• _What is expected_
Each line below is to be set down again exactly.

[Data about app and page elements]
---
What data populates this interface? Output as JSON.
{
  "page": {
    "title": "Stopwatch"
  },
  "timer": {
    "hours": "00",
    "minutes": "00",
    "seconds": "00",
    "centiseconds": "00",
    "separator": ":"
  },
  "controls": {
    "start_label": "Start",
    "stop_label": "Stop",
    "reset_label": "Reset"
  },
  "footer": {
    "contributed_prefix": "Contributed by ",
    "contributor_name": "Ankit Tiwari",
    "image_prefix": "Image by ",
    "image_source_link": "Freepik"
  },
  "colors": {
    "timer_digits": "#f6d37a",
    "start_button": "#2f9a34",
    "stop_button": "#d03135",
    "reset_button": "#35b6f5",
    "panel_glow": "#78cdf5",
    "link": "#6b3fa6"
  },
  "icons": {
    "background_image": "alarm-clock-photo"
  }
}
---
• _Result of this task_
What data populates this interface? Output as JSON.
{
  "page": {
    "title": "Stopwatch"
  },
  "timer": {
    "hours": "00",
    "minutes": "00",
    "seconds": "00",
    "centiseconds": "00",
    "separator": ":"
  },
  "controls": {
    "start_label": "Start",
    "stop_label": "Stop",
    "reset_label": "Reset"
  },
  "footer": {
    "contributed_prefix": "Contributed by ",
    "contributor_name": "Ankit Tiwari",
    "image_prefix": "Image by ",
    "image_source_link": "Freepik"
  },
  "colors": {
    "timer_digits": "#f6d37a",
    "start_button": "#2f9a34",
    "stop_button": "#d03135",
    "reset_button": "#35b6f5",
    "panel_glow": "#78cdf5",
    "link": "#6b3fa6"
  },
  "icons": {
    "background_image": "alarm-clock-photo"
  }
}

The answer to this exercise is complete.